A little-known New York City child care network that won a huge city contract for government-subsidized day care programs has had trouble paying its bills, the Forward has learned.
Less than a month after the group — which is operated by a Hasidic rabbi — opened 20 new subsidized child care sites, it told employees that it would be unable to make payroll, according to an e-mail from the group’s chief financial officer, obtained by the Forward.
The network, called B’Above Worldwide Institute, was relatively unknown until this spring, when the Forward reported that it was set to receive contracts worth roughly $31 million annually for 3,000 children at 42 day care centers across New York City. Previously, it had served just 1,000 children at 19 sites. Critics at the time questioned how the network received so many child care slots — 1,000 more seats than the next-largest child care network.
The organization blames its lack of funds on the city, which it says hasn’t lived up to its funding commitments. The shortfall deepens outstanding questions about EarlyLearn NYC, the city initiative that awarded the new contracts to B’Above.
EarlyLearn NYC constituted a massive reorganization of the process by which the city allocates funds for child care programs for low-income families. City officials have questioned the process by which the city’s Administration for Children’s Services (ACS), which oversees the program, chose new child care contractors — in many instances, at the expense of longstanding local providers. New York City Comptroller John Liu called the process a “disaster” in a June statement.
EarlyLearn NYC’s child care centers opened for business on October 1. The centers are now serving 45,000 infants, toddlers and preschoolers in scores of sites around the city. The contracts governing the program, however, have not yet been fully approved. Some are still making their way through the city’s lengthy contracting process, and ACS has extended bridge loans to some of the organizations to help them cover their bills as they await payment from EarlyLearn NYC.
In an email to his staff on October 24, B’Above CFO Jeffrey Stern blamed ACS for his organization’s inability to pay salaries. ACS “has not provided any funding to us for the EarlyLearn program,” Stern wrote. “Until we receive funding from ACS, any payments due our sites, for payroll, leasing, or otherwise will not be met.”
Stern alleged that ACS had promised payments and a bridge loan until the contract was approved but asserts that neither came through.
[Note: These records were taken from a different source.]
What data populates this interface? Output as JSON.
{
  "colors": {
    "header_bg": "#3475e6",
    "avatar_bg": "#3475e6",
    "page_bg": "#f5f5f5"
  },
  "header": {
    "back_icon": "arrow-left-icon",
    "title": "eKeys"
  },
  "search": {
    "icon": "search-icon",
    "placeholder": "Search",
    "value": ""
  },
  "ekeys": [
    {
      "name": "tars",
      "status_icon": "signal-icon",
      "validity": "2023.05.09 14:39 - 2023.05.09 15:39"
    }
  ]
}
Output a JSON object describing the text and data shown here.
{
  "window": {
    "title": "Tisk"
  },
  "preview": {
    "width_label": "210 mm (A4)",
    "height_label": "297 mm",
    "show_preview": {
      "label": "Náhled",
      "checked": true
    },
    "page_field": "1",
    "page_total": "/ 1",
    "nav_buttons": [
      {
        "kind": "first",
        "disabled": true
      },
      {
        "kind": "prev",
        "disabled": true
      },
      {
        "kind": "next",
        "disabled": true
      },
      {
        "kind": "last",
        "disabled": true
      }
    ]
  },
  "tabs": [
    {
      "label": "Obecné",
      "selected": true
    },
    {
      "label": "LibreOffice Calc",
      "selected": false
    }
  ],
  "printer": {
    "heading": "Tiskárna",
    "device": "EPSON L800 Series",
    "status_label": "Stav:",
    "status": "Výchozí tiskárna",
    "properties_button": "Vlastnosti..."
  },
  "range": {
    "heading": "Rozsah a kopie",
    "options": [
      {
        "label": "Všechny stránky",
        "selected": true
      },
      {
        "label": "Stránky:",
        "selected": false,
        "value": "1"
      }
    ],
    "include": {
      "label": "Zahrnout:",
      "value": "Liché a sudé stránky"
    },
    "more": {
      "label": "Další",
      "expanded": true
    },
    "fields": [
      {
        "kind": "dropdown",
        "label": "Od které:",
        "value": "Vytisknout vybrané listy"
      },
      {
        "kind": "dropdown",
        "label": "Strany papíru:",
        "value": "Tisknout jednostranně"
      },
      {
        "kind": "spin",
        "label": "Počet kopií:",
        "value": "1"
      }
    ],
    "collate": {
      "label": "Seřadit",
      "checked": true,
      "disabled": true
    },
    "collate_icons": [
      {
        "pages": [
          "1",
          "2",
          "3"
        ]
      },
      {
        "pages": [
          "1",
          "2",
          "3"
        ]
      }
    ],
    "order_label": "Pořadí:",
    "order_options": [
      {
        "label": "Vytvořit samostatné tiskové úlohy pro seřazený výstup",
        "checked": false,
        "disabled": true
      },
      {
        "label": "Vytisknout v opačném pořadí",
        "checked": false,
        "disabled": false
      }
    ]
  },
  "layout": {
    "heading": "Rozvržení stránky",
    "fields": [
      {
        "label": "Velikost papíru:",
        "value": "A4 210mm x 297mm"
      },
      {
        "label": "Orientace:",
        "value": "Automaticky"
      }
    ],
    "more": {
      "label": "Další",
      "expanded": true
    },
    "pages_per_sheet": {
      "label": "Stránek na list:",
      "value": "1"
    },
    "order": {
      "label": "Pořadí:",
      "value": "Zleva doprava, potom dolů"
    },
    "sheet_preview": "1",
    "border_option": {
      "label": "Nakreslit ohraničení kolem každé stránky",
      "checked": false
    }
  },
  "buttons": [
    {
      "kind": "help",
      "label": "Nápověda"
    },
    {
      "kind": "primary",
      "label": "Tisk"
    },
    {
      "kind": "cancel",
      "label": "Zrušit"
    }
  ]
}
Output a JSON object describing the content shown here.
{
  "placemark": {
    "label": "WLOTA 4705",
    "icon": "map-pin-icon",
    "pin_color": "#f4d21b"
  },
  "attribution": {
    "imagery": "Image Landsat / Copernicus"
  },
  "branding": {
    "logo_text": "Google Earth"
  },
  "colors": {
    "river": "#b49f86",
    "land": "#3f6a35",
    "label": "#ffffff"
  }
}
B’Above has received over $600,000 in disbursements from ACS since August, according to an online database maintained by the comptroller’s office. It’s unclear how much of the EarlyLearn commitment to B’Above that amount represents. The most recent payment of $30,000 was made on October 18, less than a week before B’Above announced it couldn’t make payroll.
It’s not certain whether B’Above’s cash flow problems continue. Stern did not respond to multiple requests for comment. Rabbi Eliezer Vogel, B’Above’s director, also did not respond to a request for comment. When reached by phone, Steve Kaplan, the group’s assistant director, said he could not comment.
In a statement, ACS said that it was doing its best to ensure that the child care agencies received the city dollars they were owed. “The Administration for Children’s Services continues to work diligently so that EarlyLearn NYC providers are compensated; the vast majority are currently receiving payment directly or via loans,” the agency wrote. “We are working with the remaining providers to facilitate the signature and submission of their contracts.” A spokesperson for ACS could not comment specifically about B’Above, nor could a spokesperson at the comptroller’s office.
In his e-mail to staff, Stern wrote that the organization had spent “hundreds of thousands” of dollars preparing sites so that they could receive the proper licensing.
Some of B’Above’s troubles could stem from the apparently unique model that Vogel described to the Forward in May. The Hasidic rabbi — who lives in the Orthodox upstate town of Spring Valley, N.Y. — told the Forward that his organization had partnered with small yeshivas in Brooklyn that were leasing space to him to run the subsidized child care programs.
Many of the B’Above network’s child care locations are in the Orthodox Brooklyn neighborhoods of Boro Park, Williamsburg and Crown Heights.
While some other EarlyLearn NYC providers are essentially continuing previous arrangements with ACS under the new EarlyLearn NYC contracts, B’Above’s massive growth means that many of its locations are new and therefore could require substantial investments. That could mean that the organization was making a gamble that revenue would help balance cash flow — a gamble that went sour in late October, when city funding didn’t come through.
Though the EarlyLearn NYC issue drew significant attention back in the spring — as members of the City Council complained that longstanding child care providers in their districts had lost city contracts in the reorganization — the issue seems to have been wiped off the table amidst the struggle to recover from the massive hurricane. Even as children begin to enter EarlyLearn NYC programs, council members who had previously organized hearings on the issue are not returning phone queries, while their spokespeople explain that they have been spending their time in the city’s flood-ravaged neighborhoods. Even spokespeople at city agencies say that the flooding has taken up much of their time and energy.
The issue, however, is certain to gain new traction in the coming months, as budget conversations resume in the City Council.
Contact Josh Nathan-Kazis at email@example.com, or follow him on Twitter @joshnathankazis